Reproduce without change the lines in the material below that run from the one with "Parse this screenshot: output" to the end, and nothing more.
# # # # #
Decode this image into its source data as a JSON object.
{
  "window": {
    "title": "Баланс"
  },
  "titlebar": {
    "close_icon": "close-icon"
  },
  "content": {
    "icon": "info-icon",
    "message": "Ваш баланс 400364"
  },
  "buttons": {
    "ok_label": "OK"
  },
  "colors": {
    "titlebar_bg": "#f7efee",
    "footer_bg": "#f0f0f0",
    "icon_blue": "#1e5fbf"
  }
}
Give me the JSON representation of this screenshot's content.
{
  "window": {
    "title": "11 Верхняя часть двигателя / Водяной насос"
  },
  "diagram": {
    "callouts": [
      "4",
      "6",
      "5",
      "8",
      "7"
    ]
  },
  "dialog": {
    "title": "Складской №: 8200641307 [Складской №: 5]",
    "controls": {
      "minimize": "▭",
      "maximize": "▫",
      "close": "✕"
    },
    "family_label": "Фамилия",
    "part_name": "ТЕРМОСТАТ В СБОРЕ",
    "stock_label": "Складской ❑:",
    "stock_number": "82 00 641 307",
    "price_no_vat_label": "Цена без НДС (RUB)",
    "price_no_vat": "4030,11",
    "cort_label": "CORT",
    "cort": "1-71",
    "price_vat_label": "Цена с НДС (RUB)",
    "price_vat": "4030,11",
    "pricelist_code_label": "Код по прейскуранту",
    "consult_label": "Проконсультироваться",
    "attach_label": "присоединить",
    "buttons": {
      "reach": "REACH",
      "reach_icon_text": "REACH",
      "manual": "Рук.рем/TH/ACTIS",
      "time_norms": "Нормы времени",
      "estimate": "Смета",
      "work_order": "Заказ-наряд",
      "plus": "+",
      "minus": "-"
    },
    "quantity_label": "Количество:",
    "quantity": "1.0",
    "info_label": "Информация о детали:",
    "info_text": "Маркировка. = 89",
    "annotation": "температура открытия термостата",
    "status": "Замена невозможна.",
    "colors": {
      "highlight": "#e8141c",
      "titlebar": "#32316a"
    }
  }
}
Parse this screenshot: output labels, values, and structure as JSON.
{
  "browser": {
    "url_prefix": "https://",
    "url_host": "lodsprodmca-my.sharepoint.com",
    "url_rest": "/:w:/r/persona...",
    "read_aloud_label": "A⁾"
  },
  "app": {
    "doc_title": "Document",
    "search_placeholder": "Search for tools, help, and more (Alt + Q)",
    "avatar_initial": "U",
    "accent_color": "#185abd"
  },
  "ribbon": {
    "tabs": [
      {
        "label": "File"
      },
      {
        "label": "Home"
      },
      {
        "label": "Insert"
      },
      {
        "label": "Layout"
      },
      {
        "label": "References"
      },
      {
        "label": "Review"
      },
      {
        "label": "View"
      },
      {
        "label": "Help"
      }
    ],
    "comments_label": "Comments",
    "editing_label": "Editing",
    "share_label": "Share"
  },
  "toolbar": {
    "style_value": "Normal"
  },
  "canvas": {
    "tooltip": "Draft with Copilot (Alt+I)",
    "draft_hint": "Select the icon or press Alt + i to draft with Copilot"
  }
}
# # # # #
Result of this exercise
Parse this screenshot: output labels, values, and structure as JSON.
{
  "browser": {
    "url_prefix": "https://",
    "url_host": "lodsprodmca-my.sharepoint.com",
    "url_rest": "/:w:/r/persona...",
    "read_aloud_label": "A⁾"
  },
  "app": {
    "doc_title": "Document",
    "search_placeholder": "Search for tools, help, and more (Alt + Q)",
    "avatar_initial": "U",
    "accent_color": "#185abd"
  },
  "ribbon": {
    "tabs": [
      {
        "label": "File"
      },
      {
        "label": "Home"
      },
      {
        "label": "Insert"
      },
      {
        "label": "Layout"
      },
      {
        "label": "References"
      },
      {
        "label": "Review"
      },
      {
        "label": "View"
      },
      {
        "label": "Help"
      }
    ],
    "comments_label": "Comments",
    "editing_label": "Editing",
    "share_label": "Share"
  },
  "toolbar": {
    "style_value": "Normal"
  },
  "canvas": {
    "tooltip": "Draft with Copilot (Alt+I)",
    "draft_hint": "Select the icon or press Alt + i to draft with Copilot"
  }
}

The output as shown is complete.